                                                    1. I would probably think this idea was more ridiculous if I didn't have a very scary personal experience. I am the oldest of three and When I was 11 or 12 My dad took me and my sisters to a company picnic. For whatever reason my Mom wasn't there that day so it was my Dad and the three of us. We all got hot dogs including my youngest sister who was probably 5 at the time. We were all sitting together, had my dad's full attention and still my sister managed to choke on a hot dog. My dad looked over and she was gasping for breath. He did the Heimlich and she coughed up the troubled piece but you could see he was pretty shaken up about it. He still talks about how scary it was to this day. So with that experience in mind I don't really think it's a terrible idea to have kid friendly hot dogs an option at the supermarket. So long as I can still get my grown up dogs I'm cool with it.

                                                      1 Reply
                                                      1. re: justlauralibrarian

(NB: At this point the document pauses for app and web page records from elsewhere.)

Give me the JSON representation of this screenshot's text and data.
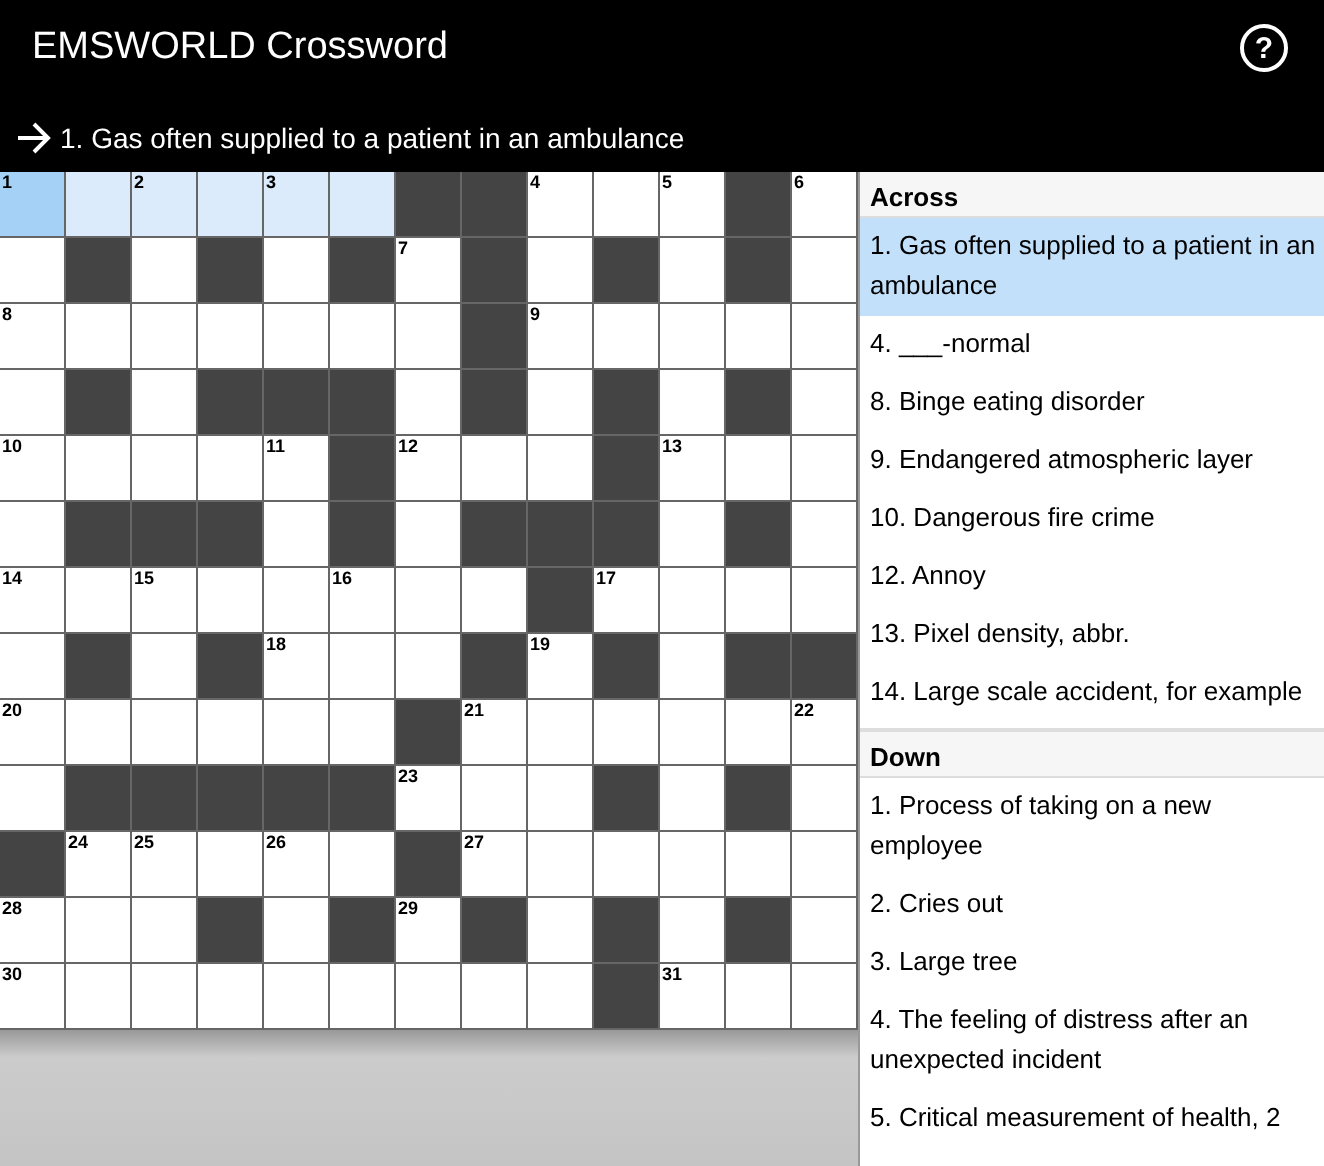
{
  "header": {
    "title": "EMSWORLD Crossword",
    "help_button": "?"
  },
  "current_clue": {
    "text": "1. Gas often supplied to a patient in an ambulance"
  },
  "grid": {
    "rows": [
      [
        {
          "kind": "open",
          "number": "1",
          "selected": true,
          "in_word": true
        },
        {
          "kind": "open",
          "selected": false,
          "in_word": true
        },
        {
          "kind": "open",
          "number": "2",
          "selected": false,
          "in_word": true
        },
        {
          "kind": "open",
          "selected": false,
          "in_word": true
        },
        {
          "kind": "open",
          "number": "3",
          "selected": false,
          "in_word": true
        },
        {
          "kind": "open",
          "selected": false,
          "in_word": true
        },
        {
          "kind": "block"
        },
        {
          "kind": "block"
        },
        {
          "kind": "open",
          "number": "4",
          "selected": false,
          "in_word": false
        },
        {
          "kind": "open",
          "selected": false,
          "in_word": false
        },
        {
          "kind": "open",
          "number": "5",
          "selected": false,
          "in_word": false
        },
        {
          "kind": "block"
        },
        {
          "kind": "open",
          "number": "6",
          "selected": false,
          "in_word": false
        }
      ],
      [
        {
          "kind": "open",
          "selected": false,
          "in_word": false
        },
        {
          "kind": "block"
        },
        {
          "kind": "open",
          "selected": false,
          "in_word": false
        },
        {
          "kind": "block"
        },
        {
          "kind": "open",
          "selected": false,
          "in_word": false
        },
        {
          "kind": "block"
        },
        {
          "kind": "open",
          "number": "7",
          "selected": false,
          "in_word": false
        },
        {
          "kind": "block"
        },
        {
          "kind": "open",
          "selected": false,
          "in_word": false
        },
        {
          "kind": "block"
        },
        {
          "kind": "open",
          "selected": false,
          "in_word": false
        },
        {
          "kind": "block"
        },
        {
          "kind": "open",
          "selected": false,
          "in_word": false
        }
      ],
      [
        {
          "kind": "open",
          "number": "8",
          "selected": false,
          "in_word": false
        },
        {
          "kind": "open",
          "selected": false,
          "in_word": false
        },
        {
          "kind": "open",
          "selected": false,
          "in_word": false
        },
        {
          "kind": "open",
          "selected": false,
          "in_word": false
        },
        {
          "kind": "open",
          "selected": false,
          "in_word": false
        },
        {
          "kind": "open",
          "selected": false,
          "in_word": false
        },
        {
          "kind": "open",
          "selected": false,
          "in_word": false
        },
        {
          "kind": "block"
        },
        {
          "kind": "open",
          "number": "9",
          "selected": false,
          "in_word": false
        },
        {
          "kind": "open",
          "selected": false,
          "in_word": false
        },
        {
          "kind": "open",
          "selected": false,
          "in_word": false
        },
        {
          "kind": "open",
          "selected": false,
          "in_word": false
        },
        {
          "kind": "open",
          "selected": false,
          "in_word": false
        }
      ],
      [
        {
          "kind": "open",
          "selected": false,
          "in_word": false
        },
        {
          "kind": "block"
        },
        {
          "kind": "open",
          "selected": false,
          "in_word": false
        },
        {
          "kind": "block"
        },
        {
          "kind": "block"
        },
        {
          "kind": "block"
        },
        {
          "kind": "open",
          "selected": false,
          "in_word": false
        },
        {
          "kind": "block"
        },
        {
          "kind": "open",
          "selected": false,
          "in_word": false
        },
        {
          "kind": "block"
        },
        {
          "kind": "open",
          "selected": false,
          "in_word": false
        },
        {
          "kind": "block"
        },
        {
          "kind": "open",
          "selected": false,
          "in_word": false
        }
      ],
      [
        {
          "kind": "open",
          "number": "10",
          "selected": false,
          "in_word": false
        },
        {
          "kind": "open",
          "selected": false,
          "in_word": false
        },
        {
          "kind": "open",
          "selected": false,
          "in_word": false
        },
        {
          "kind": "open",
          "selected": false,
          "in_word": false
        },
        {
          "kind": "open",
          "number": "11",
          "selected": false,
          "in_word": false
        },
        {
          "kind": "block"
        },
        {
          "kind": "open",
          "number": "12",
          "selected": false,
          "in_word": false
        },
        {
          "kind": "open",
          "selected": false,
          "in_word": false
        },
        {
          "kind": "open",
          "selected": false,
          "in_word": false
        },
        {
          "kind": "block"
        },
        {
          "kind": "open",
          "number": "13",
          "selected": false,
          "in_word": false
        },
        {
          "kind": "open",
          "selected": false,
          "in_word": false
        },
        {
          "kind": "open",
          "selected": false,
          "in_word": false
        }
      ],
      [
        {
          "kind": "open",
          "selected": false,
          "in_word": false
        },
        {
          "kind": "block"
        },
        {
          "kind": "block"
        },
        {
          "kind": "block"
        },
        {
          "kind": "open",
          "selected": false,
          "in_word": false
        },
        {
          "kind": "block"
        },
        {
          "kind": "open",
          "selected": false,
          "in_word": false
        },
        {
          "kind": "block"
        },
        {
          "kind": "block"
        },
        {
          "kind": "block"
        },
        {
          "kind": "open",
          "selected": false,
          "in_word": false
        },
        {
          "kind": "block"
        },
        {
          "kind": "open",
          "selected": false,
          "in_word": false
        }
      ],
      [
        {
          "kind": "open",
          "number": "14",
          "selected": false,
          "in_word": false
        },
        {
          "kind": "open",
          "selected": false,
          "in_word": false
        },
        {
          "kind": "open",
          "number": "15",
          "selected": false,
          "in_word": false
        },
        {
          "kind": "open",
          "selected": false,
          "in_word": false
        },
        {
          "kind": "open",
          "selected": false,
          "in_word": false
        },
        {
          "kind": "open",
          "number": "16",
          "selected": false,
          "in_word": false
        },
        {
          "kind": "open",
          "selected": false,
          "in_word": false
        },
        {
          "kind": "open",
          "selected": false,
          "in_word": false
        },
        {
          "kind": "block"
        },
        {
          "kind": "open",
          "number": "17",
          "selected": false,
          "in_word": false
        },
        {
          "kind": "open",
          "selected": false,
          "in_word": false
        },
        {
          "kind": "open",
          "selected": false,
          "in_word": false
        },
        {
          "kind": "open",
          "selected": false,
          "in_word": false
        }
      ],
      [
        {
          "kind": "open",
          "selected": false,
          "in_word": false
        },
        {
          "kind": "block"
        },
        {
          "kind": "open",
          "selected": false,
          "in_word": false
        },
        {
          "kind": "block"
        },
        {
          "kind": "open",
          "number": "18",
          "selected": false,
          "in_word": false
        },
        {
          "kind": "open",
          "selected": false,
          "in_word": false
        },
        {
          "kind": "open",
          "selected": false,
          "in_word": false
        },
        {
          "kind": "block"
        },
        {
          "kind": "open",
          "number": "19",
          "selected": false,
          "in_word": false
        },
        {
          "kind": "block"
        },
        {
          "kind": "open",
          "selected": false,
          "in_word": false
        },
        {
          "kind": "block"
        },
        {
          "kind": "block"
        }
      ],
      [
        {
          "kind": "open",
          "number": "20",
          "selected": false,
          "in_word": false
        },
        {
          "kind": "open",
          "selected": false,
          "in_word": false
        },
        {
          "kind": "open",
          "selected": false,
          "in_word": false
        },
        {
          "kind": "open",
          "selected": false,
          "in_word": false
        },
        {
          "kind": "open",
          "selected": false,
          "in_word": false
        },
        {
          "kind": "open",
          "selected": false,
          "in_word": false
        },
        {
          "kind": "block"
        },
        {
          "kind": "open",
          "number": "21",
          "selected": false,
          "in_word": false
        },
        {
          "kind": "open",
          "selected": false,
          "in_word": false
        },
        {
          "kind": "open",
          "selected": false,
          "in_word": false
        },
        {
          "kind": "open",
          "selected": false,
          "in_word": false
        },
        {
          "kind": "open",
          "selected": false,
          "in_word": false
        },
        {
          "kind": "open",
          "number": "22",
          "selected": false,
          "in_word": false
        }
      ],
      [
        {
          "kind": "open",
          "selected": false,
          "in_word": false
        },
        {
          "kind": "block"
        },
        {
          "kind": "block"
        },
        {
          "kind": "block"
        },
        {
          "kind": "block"
        },
        {
          "kind": "block"
        },
        {
          "kind": "open",
          "number": "23",
          "selected": false,
          "in_word": false
        },
        {
          "kind": "open",
          "selected": false,
          "in_word": false
        },
        {
          "kind": "open",
          "selected": false,
          "in_word": false
        },
        {
          "kind": "block"
        },
        {
          "kind": "open",
          "selected": false,
          "in_word": false
        },
        {
          "kind": "block"
        },
        {
          "kind": "open",
          "selected": false,
          "in_word": false
        }
      ],
      [
        {
          "kind": "block"
        },
        {
          "kind": "open",
          "number": "24",
          "selected": false,
          "in_word": false
        },
        {
          "kind": "open",
          "number": "25",
          "selected": false,
          "in_word": false
        },
        {
          "kind": "open",
          "selected": false,
          "in_word": false
        },
        {
          "kind": "open",
          "number": "26",
          "selected": false,
          "in_word": false
        },
        {
          "kind": "open",
          "selected": false,
          "in_word": false
        },
        {
          "kind": "block"
        },
        {
          "kind": "open",
          "number": "27",
          "selected": false,
          "in_word": false
        },
        {
          "kind": "open",
          "selected": false,
          "in_word": false
        },
        {
          "kind": "open",
          "selected": false,
          "in_word": false
        },
        {
          "kind": "open",
          "selected": false,
          "in_word": false
        },
        {
          "kind": "open",
          "selected": false,
          "in_word": false
        },
        {
          "kind": "open",
          "selected": false,
          "in_word": false
        }
      ],
      [
        {
          "kind": "open",
          "number": "28",
          "selected": false,
          "in_word": false
        },
        {
          "kind": "open",
          "selected": false,
          "in_word": false
        },
        {
          "kind": "open",
          "selected": false,
          "in_word": false
        },
        {
          "kind": "block"
        },
        {
          "kind": "open",
          "selected": false,
          "in_word": false
        },
        {
          "kind": "block"
        },
        {
          "kind": "open",
          "number": "29",
          "selected": false,
          "in_word": false
        },
        {
          "kind": "block"
        },
        {
          "kind": "open",
          "selected": false,
          "in_word": false
        },
        {
          "kind": "block"
        },
        {
          "kind": "open",
          "selected": false,
          "in_word": false
        },
        {
          "kind": "block"
        },
        {
          "kind": "open",
          "selected": false,
          "in_word": false
        }
      ],
      [
        {
          "kind": "open",
          "number": "30",
          "selected": false,
          "in_word": false
        },
        {
          "kind": "open",
          "selected": false,
          "in_word": false
        },
        {
          "kind": "open",
          "selected": false,
          "in_word": false
        },
        {
          "kind": "open",
          "selected": false,
          "in_word": false
        },
        {
          "kind": "open",
          "selected": false,
          "in_word": false
        },
        {
          "kind": "open",
          "selected": false,
          "in_word": false
        },
        {
          "kind": "open",
          "selected": false,
          "in_word": false
        },
        {
          "kind": "open",
          "selected": false,
          "in_word": false
        },
        {
          "kind": "open",
          "selected": false,
          "in_word": false
        },
        {
          "kind": "block"
        },
        {
          "kind": "open",
          "number": "31",
          "selected": false,
          "in_word": false
        },
        {
          "kind": "open",
          "selected": false,
          "in_word": false
        },
        {
          "kind": "open",
          "selected": false,
          "in_word": false
        }
      ]
    ]
  },
  "clue_lists": [
    {
      "heading": "Across",
      "clues": [
        {
          "text": "1. Gas often supplied to a patient in an ambulance",
          "selected": true
        },
        {
          "text": "4. ___-normal",
          "selected": false
        },
        {
          "text": "8. Binge eating disorder",
          "selected": false
        },
        {
          "text": "9. Endangered atmospheric layer",
          "selected": false
        },
        {
          "text": "10. Dangerous fire crime",
          "selected": false
        },
        {
          "text": "12. Annoy",
          "selected": false
        },
        {
          "text": "13. Pixel density, abbr.",
          "selected": false
        },
        {
          "text": "14. Large scale accident, for example",
          "selected": false
        }
      ]
    },
    {
      "heading": "Down",
      "clues": [
        {
          "text": "1. Process of taking on a new employee",
          "selected": false
        },
        {
          "text": "2. Cries out",
          "selected": false
        },
        {
          "text": "3. Large tree",
          "selected": false
        },
        {
          "text": "4. The feeling of distress after an unexpected incident",
          "selected": false
        },
        {
          "text": "5. Critical measurement of health, 2",
          "selected": false
        }
      ]
    }
  ]
}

                                                        Not saying that I want to see square hot dogs, but I agree that when you have been in a situation where someone has choked, it changes your perspective.

                                                        Last September we were at my daughter's elementary school picnic and my 3 year old son was with us too (it was 4 days before his 3rd birthday). It was BYO, and I brought chicken tenders, cut into long thin strips for my kids. My son, who was sitting on our blanket, calmly eating his chicken, stands up, turns around and was standing there looking at us. My husband says "can he breathe"? I instantly realized that he could not breathe. As my husband grabbed our son, turned him upside down and started to pound on his back, I stood up, reached for my cell phone in my pocket to call 911 when I realized that there was no time for EMS to come. It would have been too late. I remembered that close behind me was the mother of a friend of my daughters and this mother was a doctor. I ran to get her, grabbed her and told her that we needed help. She ran over, grabbed my son (who was now a shade of blue), and placed him over her knee to dislodge the piece of chicken. It was a small piece, not a large hunk. I swear I lost 10 years off of my life in those 3 minutes when I almost lost my son. It felt like an eternity. Even just writing about it now is making my heart pound and I occasionally lose sleep over the "what if".

                                                        Again, not saying I want square hot dogs for my kids, because they can choke on anything. And it's not like I wasn't with him or he was running around. I was sitting right there and he was sitting next to me. Thank god he was sitting next to me (and my friend the doctor was on my other side!).